**Source data**:

● ● ●

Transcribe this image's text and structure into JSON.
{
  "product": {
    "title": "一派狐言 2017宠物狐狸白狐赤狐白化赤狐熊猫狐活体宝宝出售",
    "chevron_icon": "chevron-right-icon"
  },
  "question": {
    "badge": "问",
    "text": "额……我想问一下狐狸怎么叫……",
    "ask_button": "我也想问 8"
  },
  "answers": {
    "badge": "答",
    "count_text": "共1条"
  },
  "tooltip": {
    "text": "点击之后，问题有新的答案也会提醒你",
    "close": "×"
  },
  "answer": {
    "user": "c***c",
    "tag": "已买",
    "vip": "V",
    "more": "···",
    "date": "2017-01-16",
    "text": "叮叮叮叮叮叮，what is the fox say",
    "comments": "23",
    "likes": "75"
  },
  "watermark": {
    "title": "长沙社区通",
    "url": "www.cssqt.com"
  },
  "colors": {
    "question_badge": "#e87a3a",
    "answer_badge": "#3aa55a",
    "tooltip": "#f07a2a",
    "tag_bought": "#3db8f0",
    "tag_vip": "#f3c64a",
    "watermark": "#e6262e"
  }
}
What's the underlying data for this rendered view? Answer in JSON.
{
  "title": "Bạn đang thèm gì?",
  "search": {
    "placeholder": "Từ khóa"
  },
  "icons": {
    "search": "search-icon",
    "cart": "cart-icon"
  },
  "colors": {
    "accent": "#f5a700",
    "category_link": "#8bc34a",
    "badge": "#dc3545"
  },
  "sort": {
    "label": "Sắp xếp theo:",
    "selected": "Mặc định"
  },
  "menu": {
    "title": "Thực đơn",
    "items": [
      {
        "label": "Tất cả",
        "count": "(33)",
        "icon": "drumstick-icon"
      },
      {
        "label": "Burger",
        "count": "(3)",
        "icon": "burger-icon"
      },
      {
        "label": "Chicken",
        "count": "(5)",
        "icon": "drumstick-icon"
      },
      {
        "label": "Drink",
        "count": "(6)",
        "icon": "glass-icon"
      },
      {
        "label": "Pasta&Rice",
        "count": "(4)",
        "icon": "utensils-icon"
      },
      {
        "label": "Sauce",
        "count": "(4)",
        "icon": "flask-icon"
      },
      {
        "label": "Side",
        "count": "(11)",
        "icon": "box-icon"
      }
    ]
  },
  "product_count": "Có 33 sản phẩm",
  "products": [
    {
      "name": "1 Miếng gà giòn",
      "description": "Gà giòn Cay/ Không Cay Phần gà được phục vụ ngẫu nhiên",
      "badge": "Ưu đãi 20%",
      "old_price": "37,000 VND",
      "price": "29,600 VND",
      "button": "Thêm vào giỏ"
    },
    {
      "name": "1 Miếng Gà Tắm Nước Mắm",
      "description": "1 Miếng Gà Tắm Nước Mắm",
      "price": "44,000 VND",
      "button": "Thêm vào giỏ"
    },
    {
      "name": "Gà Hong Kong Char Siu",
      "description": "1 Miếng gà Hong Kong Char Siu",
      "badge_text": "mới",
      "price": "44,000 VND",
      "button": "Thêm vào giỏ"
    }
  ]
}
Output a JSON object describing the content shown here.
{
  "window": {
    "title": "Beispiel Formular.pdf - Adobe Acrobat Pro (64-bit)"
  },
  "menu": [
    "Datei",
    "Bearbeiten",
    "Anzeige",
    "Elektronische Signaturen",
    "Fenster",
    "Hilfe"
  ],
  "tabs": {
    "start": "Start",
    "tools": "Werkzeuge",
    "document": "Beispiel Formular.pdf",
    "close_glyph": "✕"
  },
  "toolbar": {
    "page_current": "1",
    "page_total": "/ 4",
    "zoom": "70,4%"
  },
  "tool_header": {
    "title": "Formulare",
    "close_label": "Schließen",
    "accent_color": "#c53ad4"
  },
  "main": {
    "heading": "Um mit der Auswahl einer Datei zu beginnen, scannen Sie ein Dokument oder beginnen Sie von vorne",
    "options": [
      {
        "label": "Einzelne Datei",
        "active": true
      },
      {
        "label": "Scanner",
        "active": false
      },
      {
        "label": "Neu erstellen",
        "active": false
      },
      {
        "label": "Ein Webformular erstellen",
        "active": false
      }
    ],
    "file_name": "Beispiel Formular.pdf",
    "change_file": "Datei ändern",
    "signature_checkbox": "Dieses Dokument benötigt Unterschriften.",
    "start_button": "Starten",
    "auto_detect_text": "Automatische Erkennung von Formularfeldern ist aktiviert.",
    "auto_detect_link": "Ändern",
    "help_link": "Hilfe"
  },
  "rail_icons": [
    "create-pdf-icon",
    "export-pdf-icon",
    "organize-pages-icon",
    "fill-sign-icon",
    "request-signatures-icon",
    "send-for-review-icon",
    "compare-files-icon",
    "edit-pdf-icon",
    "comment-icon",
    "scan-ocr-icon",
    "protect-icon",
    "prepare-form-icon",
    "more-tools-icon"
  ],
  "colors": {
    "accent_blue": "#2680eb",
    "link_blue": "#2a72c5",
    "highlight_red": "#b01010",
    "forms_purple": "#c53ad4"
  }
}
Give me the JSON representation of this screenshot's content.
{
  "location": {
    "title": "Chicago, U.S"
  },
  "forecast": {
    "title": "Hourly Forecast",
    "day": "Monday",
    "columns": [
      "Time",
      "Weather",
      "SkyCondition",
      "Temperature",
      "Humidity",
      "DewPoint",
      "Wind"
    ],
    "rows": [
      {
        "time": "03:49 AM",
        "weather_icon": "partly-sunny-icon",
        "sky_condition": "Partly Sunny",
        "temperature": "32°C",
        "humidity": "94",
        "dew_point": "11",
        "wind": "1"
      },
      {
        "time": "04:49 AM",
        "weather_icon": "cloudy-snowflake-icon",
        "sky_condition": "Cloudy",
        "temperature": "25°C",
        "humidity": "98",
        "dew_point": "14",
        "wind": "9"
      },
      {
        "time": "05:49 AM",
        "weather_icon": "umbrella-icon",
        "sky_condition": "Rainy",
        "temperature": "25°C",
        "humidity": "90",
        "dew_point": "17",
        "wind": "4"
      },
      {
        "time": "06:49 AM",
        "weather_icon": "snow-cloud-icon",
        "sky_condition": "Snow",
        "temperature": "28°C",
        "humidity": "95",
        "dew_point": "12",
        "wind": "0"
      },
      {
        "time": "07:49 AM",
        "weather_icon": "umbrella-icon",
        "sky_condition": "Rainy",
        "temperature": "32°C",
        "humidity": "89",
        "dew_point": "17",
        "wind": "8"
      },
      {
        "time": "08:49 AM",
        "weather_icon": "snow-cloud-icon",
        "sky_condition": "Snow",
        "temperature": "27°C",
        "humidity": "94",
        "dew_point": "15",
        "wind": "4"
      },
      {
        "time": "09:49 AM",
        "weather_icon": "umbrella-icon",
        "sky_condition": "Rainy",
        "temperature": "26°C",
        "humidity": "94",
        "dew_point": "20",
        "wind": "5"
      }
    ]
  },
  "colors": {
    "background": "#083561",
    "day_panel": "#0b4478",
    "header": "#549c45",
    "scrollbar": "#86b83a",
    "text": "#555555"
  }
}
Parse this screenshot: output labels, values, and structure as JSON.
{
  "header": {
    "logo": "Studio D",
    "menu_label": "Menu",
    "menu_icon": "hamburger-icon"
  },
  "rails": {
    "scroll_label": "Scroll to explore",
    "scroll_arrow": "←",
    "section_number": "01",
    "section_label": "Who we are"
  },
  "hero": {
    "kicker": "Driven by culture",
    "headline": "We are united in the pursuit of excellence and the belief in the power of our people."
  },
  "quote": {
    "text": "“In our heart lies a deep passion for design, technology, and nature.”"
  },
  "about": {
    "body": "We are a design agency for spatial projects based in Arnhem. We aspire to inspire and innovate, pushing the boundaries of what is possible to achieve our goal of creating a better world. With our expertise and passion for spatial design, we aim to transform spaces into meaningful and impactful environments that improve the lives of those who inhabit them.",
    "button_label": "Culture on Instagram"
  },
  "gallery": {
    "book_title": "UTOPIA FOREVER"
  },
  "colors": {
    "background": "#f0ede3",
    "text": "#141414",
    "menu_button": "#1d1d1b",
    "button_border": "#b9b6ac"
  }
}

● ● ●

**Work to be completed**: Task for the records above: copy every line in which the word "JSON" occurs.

**Problem solution**:
Transcribe this image's text and structure into JSON.
What's the underlying data for this rendered view? Answer in JSON.
Output a JSON object describing the content shown here.
Give me the JSON representation of this screenshot's content.
Parse this screenshot: output labels, values, and structure as JSON.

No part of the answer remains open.